▼
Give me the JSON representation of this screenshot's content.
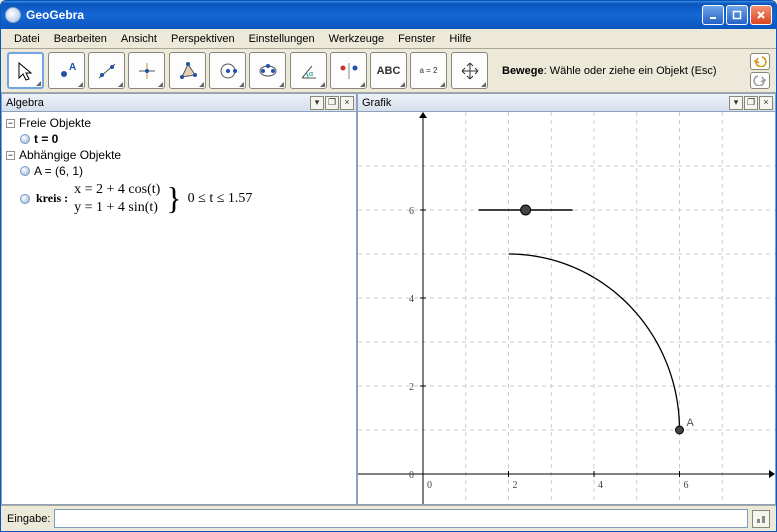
{
  "window": {
    "title": "GeoGebra"
  },
  "menu": {
    "file": "Datei",
    "edit": "Bearbeiten",
    "view": "Ansicht",
    "perspectives": "Perspektiven",
    "settings": "Einstellungen",
    "tools": "Werkzeuge",
    "window": "Fenster",
    "help": "Hilfe"
  },
  "toolbar": {
    "status_bold": "Bewege",
    "status_rest": ": Wähle oder ziehe ein Objekt (Esc)",
    "abc": "ABC",
    "a2": "a = 2"
  },
  "panels": {
    "algebra": "Algebra",
    "graphic": "Grafik"
  },
  "tree": {
    "free": "Freie Objekte",
    "t_eq": "t = 0",
    "dep": "Abhängige Objekte",
    "A_eq": "A = (6, 1)",
    "kreis_name": "kreis :",
    "eq1": "x = 2 + 4 cos(t)",
    "eq2": "y = 1 + 4 sin(t)",
    "range": "0 ≤ t ≤ 1.57"
  },
  "statusbar": {
    "label": "Eingabe:"
  },
  "chart_data": {
    "type": "line",
    "title": "",
    "xlabel": "",
    "ylabel": "",
    "xlim": [
      -0.5,
      7.5
    ],
    "ylim": [
      -0.5,
      7.5
    ],
    "xticks": [
      0,
      2,
      4,
      6
    ],
    "yticks": [
      0,
      2,
      4,
      6
    ],
    "series": [
      {
        "name": "kreis",
        "type": "parametric_arc",
        "center": [
          2,
          1
        ],
        "radius": 4,
        "t0": 0,
        "t1": 1.57
      }
    ],
    "points": [
      {
        "name": "A",
        "x": 6,
        "y": 1
      }
    ],
    "slider": {
      "name": "t",
      "value": 0,
      "x0": 1.3,
      "x1": 3.5,
      "y": 6
    }
  }
}
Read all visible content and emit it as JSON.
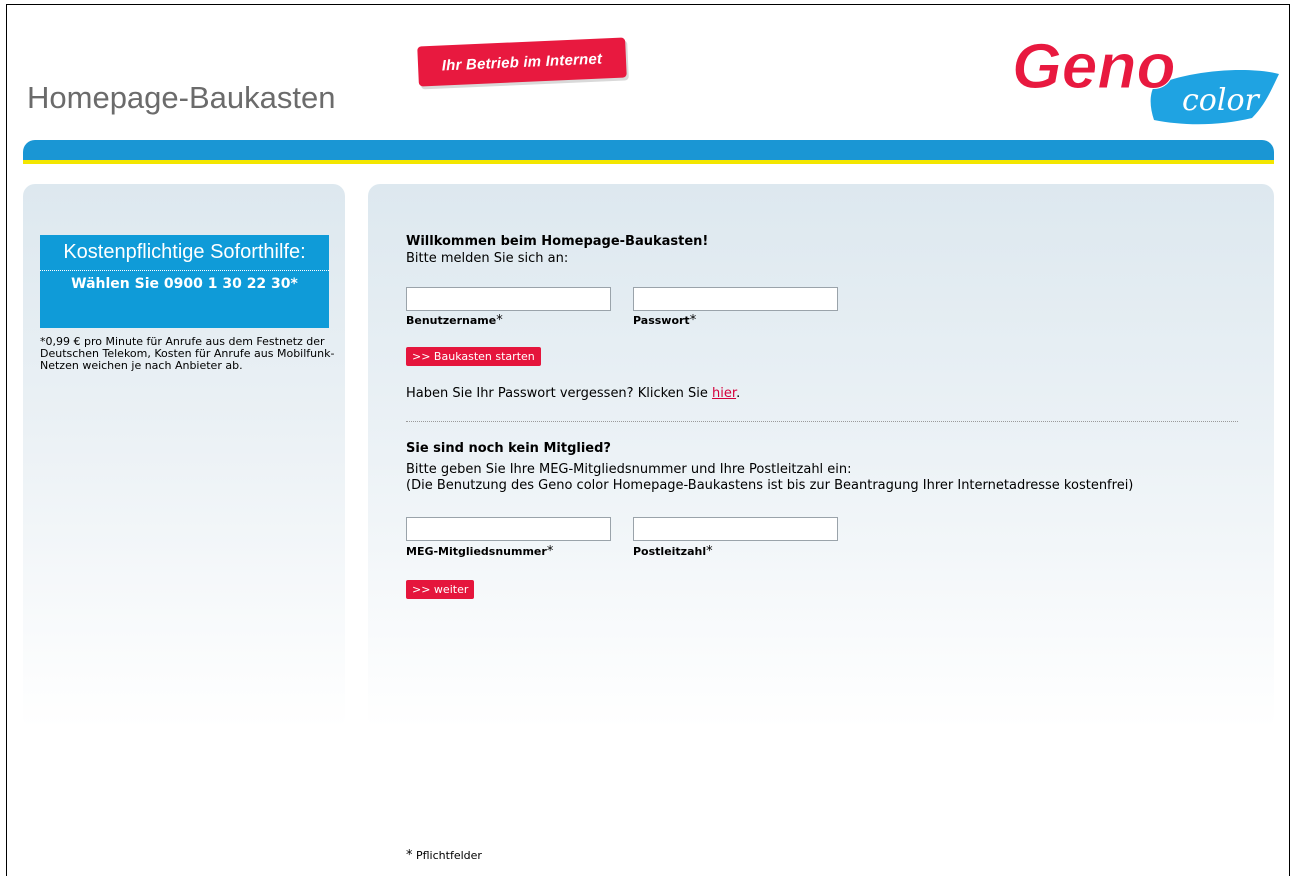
{
  "header": {
    "site_title": "Homepage-Baukasten",
    "tag_banner": "Ihr Betrieb im Internet",
    "logo_text_main": "Geno",
    "logo_text_sub": "color"
  },
  "sidebar": {
    "hotline_title": "Kostenpflichtige Soforthilfe:",
    "hotline_number": "Wählen Sie 0900 1 30 22 30*",
    "cost_note": "*0,99 € pro Minute für Anrufe aus dem Festnetz der Deutschen Telekom, Kosten für Anrufe aus Mobilfunk-Netzen weichen je nach Anbieter ab."
  },
  "login": {
    "heading": "Willkommen beim Homepage-Baukasten!",
    "prompt": "Bitte melden Sie sich an:",
    "username_label": "Benutzername",
    "password_label": "Passwort",
    "username_value": "",
    "password_value": "",
    "submit_label": ">> Baukasten starten",
    "forgot_text": "Haben Sie Ihr Passwort vergessen? Klicken Sie ",
    "forgot_link": "hier",
    "forgot_end": "."
  },
  "register": {
    "heading": "Sie sind noch kein Mitglied?",
    "prompt_line1": "Bitte geben Sie Ihre MEG-Mitgliedsnummer und Ihre Postleitzahl ein:",
    "prompt_line2": "(Die Benutzung des Geno color Homepage-Baukastens ist bis zur Beantragung Ihrer Internetadresse kostenfrei)",
    "member_label": "MEG-Mitgliedsnummer",
    "zip_label": "Postleitzahl",
    "member_value": "",
    "zip_value": "",
    "submit_label": ">> weiter"
  },
  "required_star": "*",
  "footer": {
    "note": "Pflichtfelder"
  },
  "colors": {
    "brand_red": "#e5153c",
    "brand_blue": "#1a96d4",
    "brand_yellow": "#f3e600"
  }
}
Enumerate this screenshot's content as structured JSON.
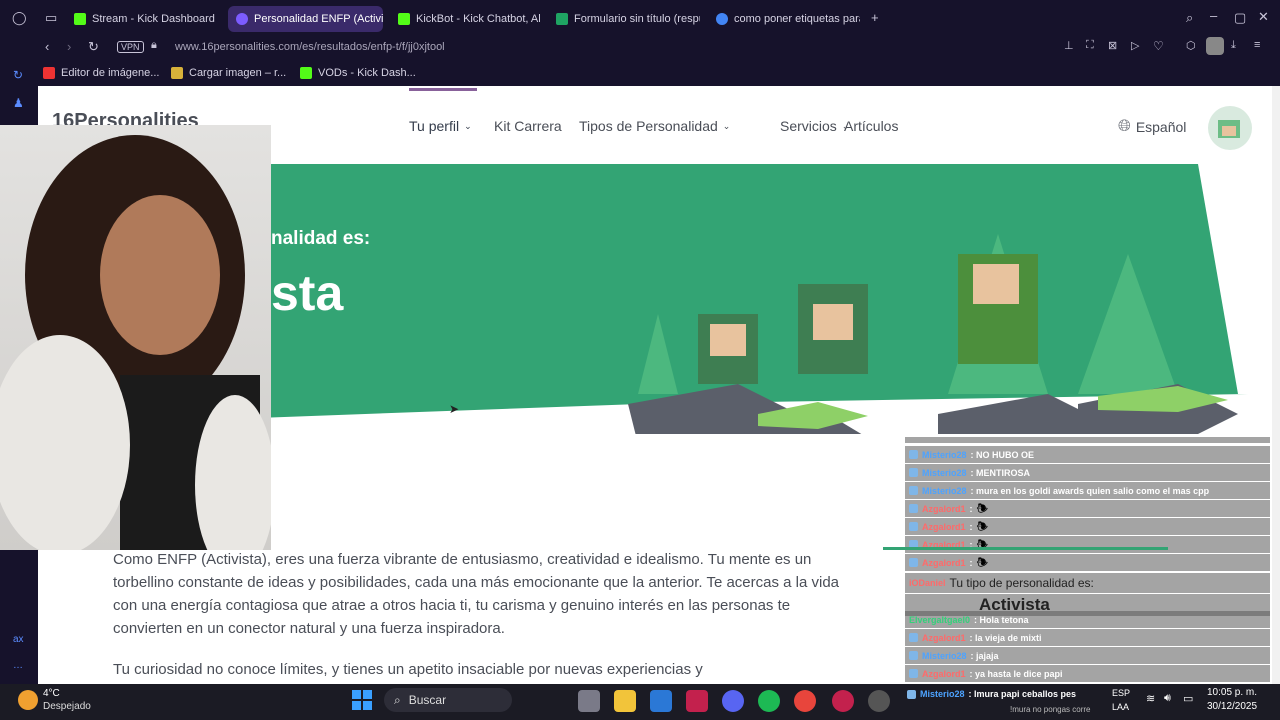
{
  "browser": {
    "tabs": [
      {
        "label": "Stream - Kick Dashboard",
        "color": "#53fc18",
        "active": false
      },
      {
        "label": "Personalidad ENFP (Activi",
        "color": "#7c5cff",
        "active": true
      },
      {
        "label": "KickBot - Kick Chatbot, Al",
        "color": "#53fc18",
        "active": false
      },
      {
        "label": "Formulario sin título (respu",
        "color": "#1fa463",
        "active": false
      },
      {
        "label": "como poner etiquetas para",
        "color": "#4285f4",
        "active": false
      }
    ],
    "new_tab": "+",
    "vpn": "VPN",
    "url": "www.16personalities.com/es/resultados/enfp-t/f/jj0xjtool",
    "bookmarks": [
      "Editor de imágene...",
      "Cargar imagen – r...",
      "VODs - Kick Dash..."
    ]
  },
  "site": {
    "logo": "16Personalities",
    "nav": [
      "Tu perfil",
      "Kit Carrera",
      "Tipos de Personalidad",
      "Servicios",
      "Artículos"
    ],
    "language": "Español",
    "hero_subtitle": "nalidad es:",
    "hero_title": "sta",
    "paragraph1": "Como ENFP (Activista), eres una fuerza vibrante de entusiasmo, creatividad e idealismo. Tu mente es un torbellino constante de ideas y posibilidades, cada una más emocionante que la anterior. Te acercas a la vida con una energía contagiosa que atrae a otros hacia ti, tu carisma y genuino interés en las personas te convierten en un conector natural y una fuerza inspiradora.",
    "paragraph2": "Tu curiosidad no conoce límites, y tienes un apetito insaciable por nuevas experiencias y"
  },
  "chat": {
    "messages": [
      {
        "user": "Misterio28",
        "text": ": NO HUBO OE",
        "color": "blue"
      },
      {
        "user": "Misterio28",
        "text": ": MENTIROSA",
        "color": "blue"
      },
      {
        "user": "Misterio28",
        "text": ": mura en los goldi awards quien salio como el mas cpp",
        "color": "blue"
      },
      {
        "user": "Azgalord1",
        "text": ":",
        "color": "red"
      },
      {
        "user": "Azgalord1",
        "text": ":",
        "color": "red"
      },
      {
        "user": "Azgalord1",
        "text": ":",
        "color": "red"
      },
      {
        "user": "Azgalord1",
        "text": ":",
        "color": "red"
      },
      {
        "user": "iODaniel",
        "text": "Tu tipo de personalidad es:",
        "color": "red"
      },
      {
        "user": "",
        "text": "Activista",
        "color": "red"
      },
      {
        "user": "Elvergaltgael0",
        "text": ": Hola tetona",
        "color": "green"
      },
      {
        "user": "Azgalord1",
        "text": ": la vieja de mixti",
        "color": "red"
      },
      {
        "user": "Misterio28",
        "text": ": jajaja",
        "color": "blue"
      },
      {
        "user": "Azgalord1",
        "text": ": ya hasta le dice papi",
        "color": "red"
      },
      {
        "user": "Misterio28",
        "text": ": Imura papi ceballos pes",
        "color": "blue"
      }
    ],
    "last_line": "!mura no pongas corre"
  },
  "taskbar": {
    "weather_temp": "4°C",
    "weather_desc": "Despejado",
    "search": "Buscar",
    "lang1": "ESP",
    "lang2": "LAA",
    "time": "10:05 p. m.",
    "date": "30/12/2025"
  },
  "colors": {
    "hero": "#33a474",
    "chrome": "#16122b"
  }
}
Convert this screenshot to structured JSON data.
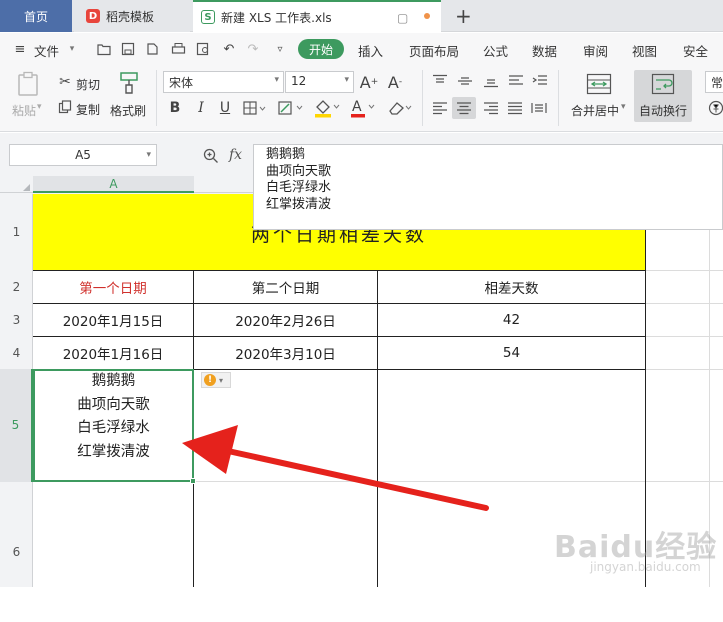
{
  "tabs": {
    "home": "首页",
    "docer": "稻壳模板",
    "file": "新建 XLS 工作表.xls",
    "new_tab": "+"
  },
  "menu": {
    "file": "文件",
    "items": [
      "开始",
      "插入",
      "页面布局",
      "公式",
      "数据",
      "审阅",
      "视图",
      "安全"
    ]
  },
  "ribbon": {
    "paste": "粘贴",
    "cut": "剪切",
    "copy": "复制",
    "format_painter": "格式刷",
    "font_name": "宋体",
    "font_size": "12",
    "merge_center": "合并居中",
    "auto_wrap": "自动换行",
    "more": "常"
  },
  "formula_bar": {
    "cell_ref": "A5",
    "fx": "fx",
    "lines": [
      "鹅鹅鹅",
      "曲项向天歌",
      "白毛浮绿水",
      "红掌拨清波"
    ]
  },
  "sheet": {
    "selected_column": "A",
    "row_labels": [
      "1",
      "2",
      "3",
      "4",
      "5",
      "6"
    ],
    "title": "两个日期相差天数",
    "headers": [
      "第一个日期",
      "第二个日期",
      "相差天数"
    ],
    "rows": [
      [
        "2020年1月15日",
        "2020年2月26日",
        "42"
      ],
      [
        "2020年1月16日",
        "2020年3月10日",
        "54"
      ]
    ],
    "a5_lines": [
      "鹅鹅鹅",
      "曲项向天歌",
      "白毛浮绿水",
      "红掌拨清波"
    ]
  },
  "colors": {
    "accent": "#3d9a5f",
    "title_fill": "#ffff00",
    "header_red": "#d0312d",
    "arrow_red": "#e5221c"
  },
  "watermark": {
    "brand": "Baidu经验",
    "sub": "jingyan.baidu.com"
  }
}
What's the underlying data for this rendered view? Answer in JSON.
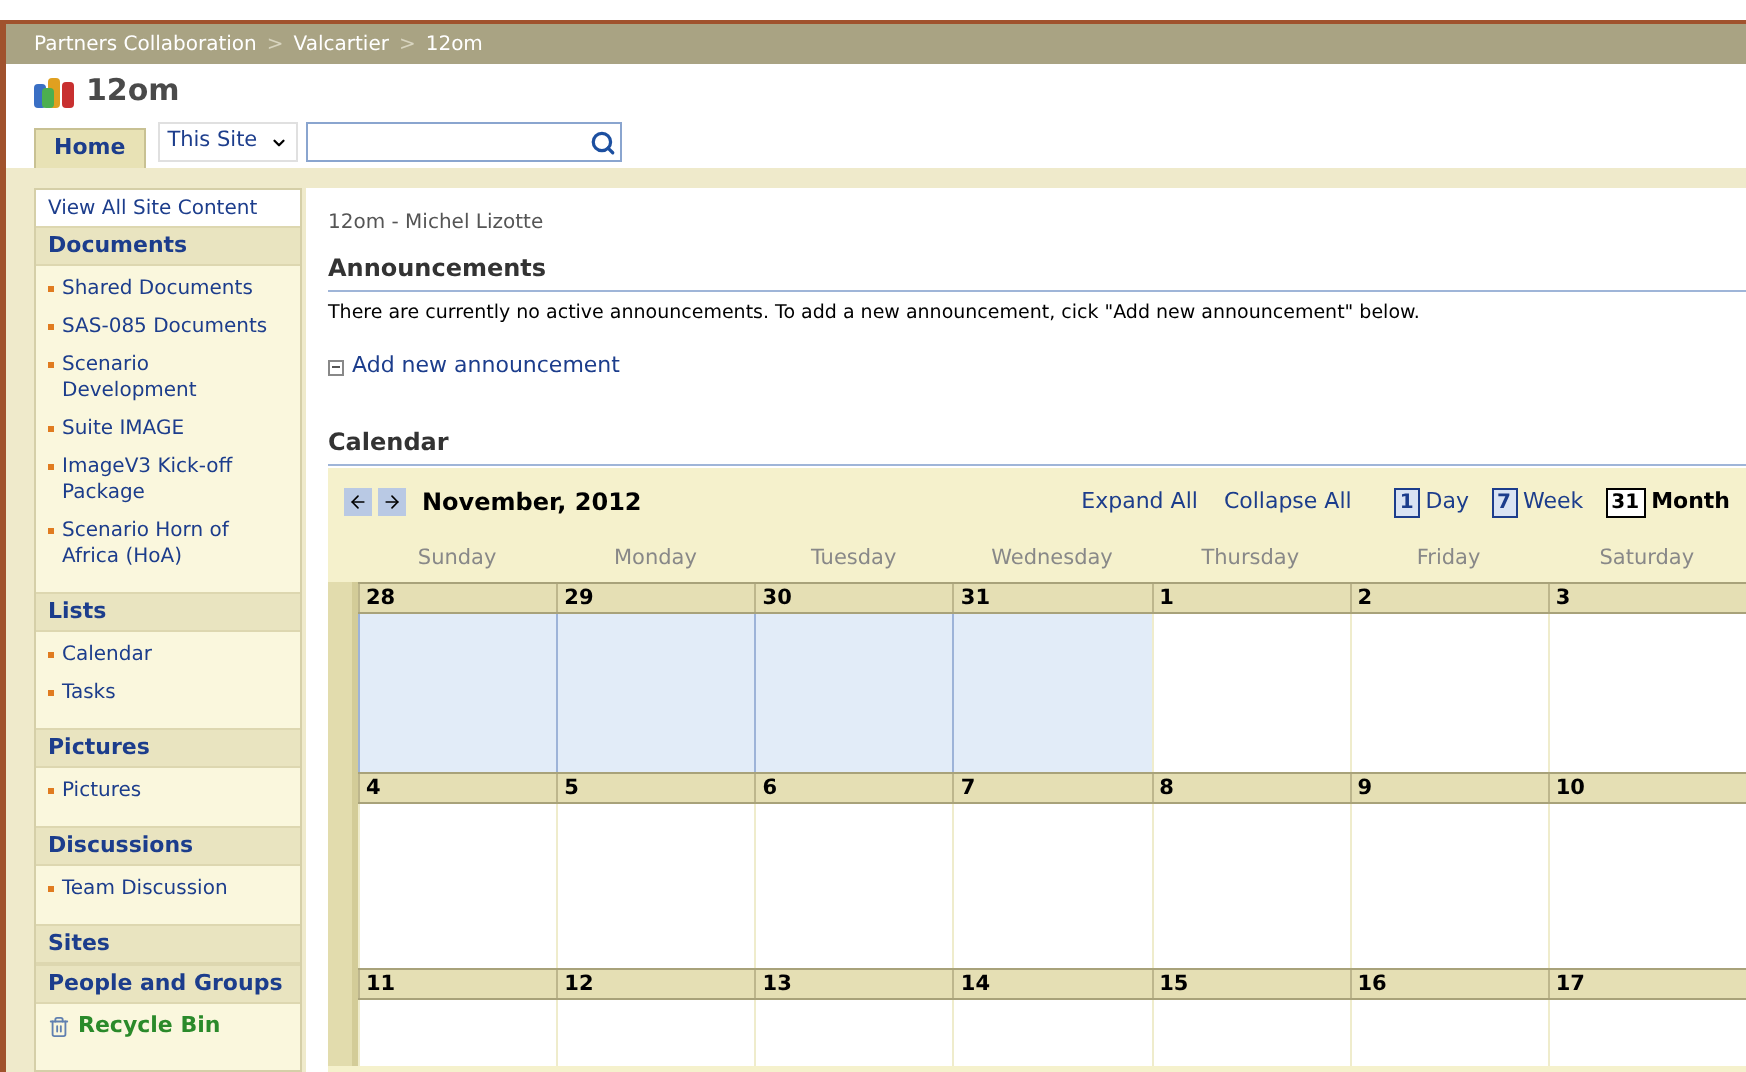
{
  "breadcrumb": [
    "Partners Collaboration",
    "Valcartier",
    "12om"
  ],
  "breadcrumb_separator": ">",
  "site_title": "12om",
  "tabs": [
    {
      "label": "Home",
      "selected": true
    }
  ],
  "search": {
    "scope": "This Site"
  },
  "quick_launch": {
    "view_all": "View All Site Content",
    "sections": [
      {
        "heading": "Documents",
        "items": [
          "Shared Documents",
          "SAS-085 Documents",
          "Scenario Development",
          "Suite IMAGE",
          "ImageV3 Kick-off Package",
          "Scenario Horn of Africa (HoA)"
        ]
      },
      {
        "heading": "Lists",
        "items": [
          "Calendar",
          "Tasks"
        ]
      },
      {
        "heading": "Pictures",
        "items": [
          "Pictures"
        ]
      },
      {
        "heading": "Discussions",
        "items": [
          "Team Discussion"
        ]
      },
      {
        "heading": "Sites"
      },
      {
        "heading": "People and Groups"
      }
    ],
    "recycle_bin": "Recycle Bin"
  },
  "page_owner": "12om - Michel Lizotte",
  "announcements": {
    "title": "Announcements",
    "message": "There are currently no active announcements. To add a new announcement, cick \"Add new announcement\" below.",
    "add_link": "Add new announcement"
  },
  "calendar": {
    "title": "Calendar",
    "month": "November, 2012",
    "expand_all": "Expand All",
    "collapse_all": "Collapse All",
    "views": [
      {
        "label": "Day",
        "icon": "1",
        "selected": false
      },
      {
        "label": "Week",
        "icon": "7",
        "selected": false
      },
      {
        "label": "Month",
        "icon": "31",
        "selected": true
      }
    ],
    "weekdays": [
      "Sunday",
      "Monday",
      "Tuesday",
      "Wednesday",
      "Thursday",
      "Friday",
      "Saturday"
    ],
    "weeks": [
      [
        {
          "day": "28",
          "other_month": true
        },
        {
          "day": "29",
          "other_month": true
        },
        {
          "day": "30",
          "other_month": true
        },
        {
          "day": "31",
          "other_month": true
        },
        {
          "day": "1",
          "other_month": false
        },
        {
          "day": "2",
          "other_month": false
        },
        {
          "day": "3",
          "other_month": false
        }
      ],
      [
        {
          "day": "4",
          "other_month": false
        },
        {
          "day": "5",
          "other_month": false
        },
        {
          "day": "6",
          "other_month": false
        },
        {
          "day": "7",
          "other_month": false
        },
        {
          "day": "8",
          "other_month": false
        },
        {
          "day": "9",
          "other_month": false
        },
        {
          "day": "10",
          "other_month": false
        }
      ],
      [
        {
          "day": "11",
          "other_month": false
        },
        {
          "day": "12",
          "other_month": false
        },
        {
          "day": "13",
          "other_month": false
        },
        {
          "day": "14",
          "other_month": false
        },
        {
          "day": "15",
          "other_month": false
        },
        {
          "day": "16",
          "other_month": false
        },
        {
          "day": "17",
          "other_month": false
        }
      ]
    ]
  }
}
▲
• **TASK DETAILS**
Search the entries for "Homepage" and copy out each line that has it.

• **EXERCISE OUTPUT**
    "site_title": "Homepage-Baukasten",
    "heading": "Willkommen beim Homepage-Baukasten!",
    "prompt_line2": "(Die Benutzung des Geno color Homepage-Baukastens ist bis zur Beantragung Ihrer Internetadresse kostenfrei)",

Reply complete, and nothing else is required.